"Gaining my Master's degree has earned me respect from administrators and colleagues. Also, my salary has benefited greatly. The cost of graduate school was paid off in only a couple years."
- Thomas Bjornson -- high school English teacher
"Postgraduate study was a personal goal of mine, and completing my Master's degree has given me a great sense of personal satisfaction. It has also increased my efficiency in the classroom and my marketability in the job market."
- Janet O'Reilly -- 8th grade social studies teacher
"I found my online courses efficient and friendly. I had a desire to go to graduate school, but I didn't want to go through the nonsense of another undergraduate degree, bumping shoulders with students a third my age who have very little understanding of real life or the benefits of real knowledge. A friend recommended online education and I haven't looked back since.
At the age of 53, I love my job more than ever. I get so much satisfaction knowing that many of my students respect me for what I do as a teacher.
I am able to face any sort of situation that arises in my classroom with complete confidence."
- Jonathan Lloyd -- high school chemistry teacher
Average Beginning Teacher Salary: $31,753 Average Teacher Salary: $47,602 Average Administrator Salary: $77,740 Elementary School Principals: $82,414 Middle School Principals: $87,866 High School Principals: $92,965
On average, teachers with masters degrees will earn $8,000 to $10,000 more each year than those with only a bachelors degree.
Consequently, in order to attain a position as an administrator, a masters, PhD or Ed D. is required.
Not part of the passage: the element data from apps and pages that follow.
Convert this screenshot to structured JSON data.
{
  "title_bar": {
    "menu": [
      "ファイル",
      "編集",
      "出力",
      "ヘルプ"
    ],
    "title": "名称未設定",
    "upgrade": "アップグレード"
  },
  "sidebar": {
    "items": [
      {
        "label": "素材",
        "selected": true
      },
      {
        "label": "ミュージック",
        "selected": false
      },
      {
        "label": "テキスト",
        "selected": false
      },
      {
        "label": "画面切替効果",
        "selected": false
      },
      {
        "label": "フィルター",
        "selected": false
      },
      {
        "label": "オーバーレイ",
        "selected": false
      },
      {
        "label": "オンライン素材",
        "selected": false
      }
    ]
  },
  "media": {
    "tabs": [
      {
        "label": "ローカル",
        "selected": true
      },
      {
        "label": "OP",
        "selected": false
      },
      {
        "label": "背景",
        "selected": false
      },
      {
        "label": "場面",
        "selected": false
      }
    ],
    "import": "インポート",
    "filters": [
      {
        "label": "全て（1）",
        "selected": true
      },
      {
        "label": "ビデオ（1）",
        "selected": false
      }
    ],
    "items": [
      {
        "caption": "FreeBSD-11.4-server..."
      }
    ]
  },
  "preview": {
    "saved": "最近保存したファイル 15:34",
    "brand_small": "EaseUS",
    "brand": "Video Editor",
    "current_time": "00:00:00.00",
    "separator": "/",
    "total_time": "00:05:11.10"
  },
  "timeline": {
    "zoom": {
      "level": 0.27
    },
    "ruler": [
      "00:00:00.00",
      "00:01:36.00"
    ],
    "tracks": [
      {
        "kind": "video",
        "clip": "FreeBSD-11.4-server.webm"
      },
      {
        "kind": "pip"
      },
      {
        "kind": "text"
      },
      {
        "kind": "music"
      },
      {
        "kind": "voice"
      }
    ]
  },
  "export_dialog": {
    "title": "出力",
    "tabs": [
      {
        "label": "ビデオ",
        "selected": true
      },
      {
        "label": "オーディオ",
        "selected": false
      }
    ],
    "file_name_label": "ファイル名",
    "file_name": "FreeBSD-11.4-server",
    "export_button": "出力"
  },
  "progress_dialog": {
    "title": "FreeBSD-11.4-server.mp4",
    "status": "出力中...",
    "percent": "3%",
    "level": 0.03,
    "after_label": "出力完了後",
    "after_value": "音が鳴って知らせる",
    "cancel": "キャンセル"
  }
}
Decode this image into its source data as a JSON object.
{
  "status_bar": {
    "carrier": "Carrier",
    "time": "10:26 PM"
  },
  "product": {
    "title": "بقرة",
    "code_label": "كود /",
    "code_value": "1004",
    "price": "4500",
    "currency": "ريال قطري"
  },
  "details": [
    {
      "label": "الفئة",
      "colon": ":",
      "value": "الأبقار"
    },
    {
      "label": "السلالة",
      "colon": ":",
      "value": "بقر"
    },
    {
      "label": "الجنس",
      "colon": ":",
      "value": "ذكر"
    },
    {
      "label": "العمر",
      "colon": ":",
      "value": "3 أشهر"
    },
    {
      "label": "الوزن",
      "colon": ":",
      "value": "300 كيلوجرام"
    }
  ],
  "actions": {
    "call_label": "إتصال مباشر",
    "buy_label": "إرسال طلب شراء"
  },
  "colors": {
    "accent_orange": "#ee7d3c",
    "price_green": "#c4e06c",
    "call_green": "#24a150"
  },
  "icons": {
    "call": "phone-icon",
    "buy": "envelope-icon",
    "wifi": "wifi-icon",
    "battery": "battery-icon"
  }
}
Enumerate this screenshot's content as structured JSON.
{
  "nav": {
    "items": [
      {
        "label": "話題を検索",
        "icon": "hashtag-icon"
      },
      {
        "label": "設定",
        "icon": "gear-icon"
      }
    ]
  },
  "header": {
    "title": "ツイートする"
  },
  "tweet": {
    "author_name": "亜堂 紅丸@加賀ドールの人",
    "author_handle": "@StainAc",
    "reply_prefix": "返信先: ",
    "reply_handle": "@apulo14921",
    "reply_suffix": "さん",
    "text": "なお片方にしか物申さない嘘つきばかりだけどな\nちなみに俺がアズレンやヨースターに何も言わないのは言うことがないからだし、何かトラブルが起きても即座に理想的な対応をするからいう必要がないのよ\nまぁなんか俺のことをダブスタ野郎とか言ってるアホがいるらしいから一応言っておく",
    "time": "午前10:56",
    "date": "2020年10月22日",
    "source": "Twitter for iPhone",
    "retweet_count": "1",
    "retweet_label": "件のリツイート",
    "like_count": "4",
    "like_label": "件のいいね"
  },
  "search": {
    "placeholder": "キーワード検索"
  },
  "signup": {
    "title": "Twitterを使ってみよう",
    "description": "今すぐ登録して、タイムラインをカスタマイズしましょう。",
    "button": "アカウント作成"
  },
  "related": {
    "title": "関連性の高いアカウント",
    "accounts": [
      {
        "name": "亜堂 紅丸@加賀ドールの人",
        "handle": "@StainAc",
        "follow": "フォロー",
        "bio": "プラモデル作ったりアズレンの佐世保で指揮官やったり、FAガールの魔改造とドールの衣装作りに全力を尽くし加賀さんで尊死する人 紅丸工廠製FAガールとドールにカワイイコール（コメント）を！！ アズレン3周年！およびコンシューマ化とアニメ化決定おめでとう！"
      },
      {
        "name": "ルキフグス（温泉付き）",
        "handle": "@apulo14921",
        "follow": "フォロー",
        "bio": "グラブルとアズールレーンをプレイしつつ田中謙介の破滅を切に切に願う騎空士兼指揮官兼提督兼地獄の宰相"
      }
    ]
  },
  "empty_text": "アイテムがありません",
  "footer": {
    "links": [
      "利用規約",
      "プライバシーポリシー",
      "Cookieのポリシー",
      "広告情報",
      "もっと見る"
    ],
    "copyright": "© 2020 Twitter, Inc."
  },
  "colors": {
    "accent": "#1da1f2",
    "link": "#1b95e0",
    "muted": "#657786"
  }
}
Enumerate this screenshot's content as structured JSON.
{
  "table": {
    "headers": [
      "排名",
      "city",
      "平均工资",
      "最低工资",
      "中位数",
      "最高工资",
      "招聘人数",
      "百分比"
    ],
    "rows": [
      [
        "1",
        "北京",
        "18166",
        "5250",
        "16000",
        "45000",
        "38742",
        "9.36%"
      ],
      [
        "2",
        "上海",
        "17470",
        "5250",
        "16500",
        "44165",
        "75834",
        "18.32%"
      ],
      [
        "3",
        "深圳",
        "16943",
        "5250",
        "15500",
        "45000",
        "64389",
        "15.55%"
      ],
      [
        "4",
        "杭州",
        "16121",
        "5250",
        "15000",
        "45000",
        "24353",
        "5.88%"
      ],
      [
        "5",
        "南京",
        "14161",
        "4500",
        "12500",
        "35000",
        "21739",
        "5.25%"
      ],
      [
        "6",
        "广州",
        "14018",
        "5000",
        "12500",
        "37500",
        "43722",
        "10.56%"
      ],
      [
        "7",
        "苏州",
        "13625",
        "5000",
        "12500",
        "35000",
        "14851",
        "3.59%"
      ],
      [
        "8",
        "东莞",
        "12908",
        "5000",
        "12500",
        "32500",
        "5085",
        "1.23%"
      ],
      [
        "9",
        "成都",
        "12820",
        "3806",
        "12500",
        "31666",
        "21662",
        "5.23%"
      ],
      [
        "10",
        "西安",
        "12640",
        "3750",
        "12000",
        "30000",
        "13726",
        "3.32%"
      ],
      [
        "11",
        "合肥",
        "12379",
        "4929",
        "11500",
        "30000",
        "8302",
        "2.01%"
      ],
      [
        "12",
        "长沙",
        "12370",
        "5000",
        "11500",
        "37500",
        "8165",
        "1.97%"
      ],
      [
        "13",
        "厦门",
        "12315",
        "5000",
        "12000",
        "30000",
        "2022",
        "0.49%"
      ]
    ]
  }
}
On average, Administrators will earn around $30,000 more each year than their hard working, teacher cohorts!
* BLS Statistics